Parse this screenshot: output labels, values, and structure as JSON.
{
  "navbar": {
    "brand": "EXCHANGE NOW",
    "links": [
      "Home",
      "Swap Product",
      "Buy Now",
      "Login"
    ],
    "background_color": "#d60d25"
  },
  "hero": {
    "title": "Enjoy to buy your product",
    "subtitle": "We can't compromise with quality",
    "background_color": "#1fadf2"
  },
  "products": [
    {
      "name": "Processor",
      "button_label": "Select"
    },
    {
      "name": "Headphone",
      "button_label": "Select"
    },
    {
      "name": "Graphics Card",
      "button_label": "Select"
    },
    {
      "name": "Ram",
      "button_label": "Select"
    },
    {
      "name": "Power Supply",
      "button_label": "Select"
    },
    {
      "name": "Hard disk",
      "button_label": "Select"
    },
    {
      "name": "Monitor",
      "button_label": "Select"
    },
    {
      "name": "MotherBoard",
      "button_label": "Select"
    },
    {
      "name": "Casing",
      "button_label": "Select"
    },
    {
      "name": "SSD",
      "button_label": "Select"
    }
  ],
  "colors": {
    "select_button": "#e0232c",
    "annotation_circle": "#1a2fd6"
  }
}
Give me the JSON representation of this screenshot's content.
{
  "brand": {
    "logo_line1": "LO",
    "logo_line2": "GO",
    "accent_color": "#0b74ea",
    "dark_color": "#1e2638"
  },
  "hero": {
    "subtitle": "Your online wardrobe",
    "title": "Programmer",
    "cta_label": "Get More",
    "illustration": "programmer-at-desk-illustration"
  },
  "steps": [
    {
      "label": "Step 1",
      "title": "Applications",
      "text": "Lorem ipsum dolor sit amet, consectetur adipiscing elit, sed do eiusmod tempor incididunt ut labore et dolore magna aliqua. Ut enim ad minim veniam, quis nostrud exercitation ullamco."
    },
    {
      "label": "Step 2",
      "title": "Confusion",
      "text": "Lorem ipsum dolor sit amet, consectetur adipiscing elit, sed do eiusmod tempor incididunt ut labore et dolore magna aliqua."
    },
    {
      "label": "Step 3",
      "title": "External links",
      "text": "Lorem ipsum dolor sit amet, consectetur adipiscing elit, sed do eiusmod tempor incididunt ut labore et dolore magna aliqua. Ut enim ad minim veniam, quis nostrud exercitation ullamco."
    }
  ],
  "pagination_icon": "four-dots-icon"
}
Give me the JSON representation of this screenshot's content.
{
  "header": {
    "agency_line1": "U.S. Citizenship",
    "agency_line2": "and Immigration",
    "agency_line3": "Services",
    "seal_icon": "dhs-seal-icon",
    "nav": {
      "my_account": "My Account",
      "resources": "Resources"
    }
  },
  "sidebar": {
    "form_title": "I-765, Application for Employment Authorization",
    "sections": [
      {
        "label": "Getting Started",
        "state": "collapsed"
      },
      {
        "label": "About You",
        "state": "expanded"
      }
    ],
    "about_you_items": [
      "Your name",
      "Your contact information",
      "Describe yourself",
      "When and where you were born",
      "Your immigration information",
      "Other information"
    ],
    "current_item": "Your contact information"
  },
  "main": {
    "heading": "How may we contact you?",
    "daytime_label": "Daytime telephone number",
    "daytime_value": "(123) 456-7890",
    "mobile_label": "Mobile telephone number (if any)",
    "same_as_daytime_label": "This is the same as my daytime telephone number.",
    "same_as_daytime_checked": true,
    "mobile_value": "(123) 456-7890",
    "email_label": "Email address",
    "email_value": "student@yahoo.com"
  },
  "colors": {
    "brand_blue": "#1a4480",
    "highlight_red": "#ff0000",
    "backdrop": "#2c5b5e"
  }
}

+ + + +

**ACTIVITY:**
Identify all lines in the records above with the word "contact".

**RESPONSE:**
      "Your contact information",
    "current_item": "Your contact information"
    "heading": "How may we contact you?",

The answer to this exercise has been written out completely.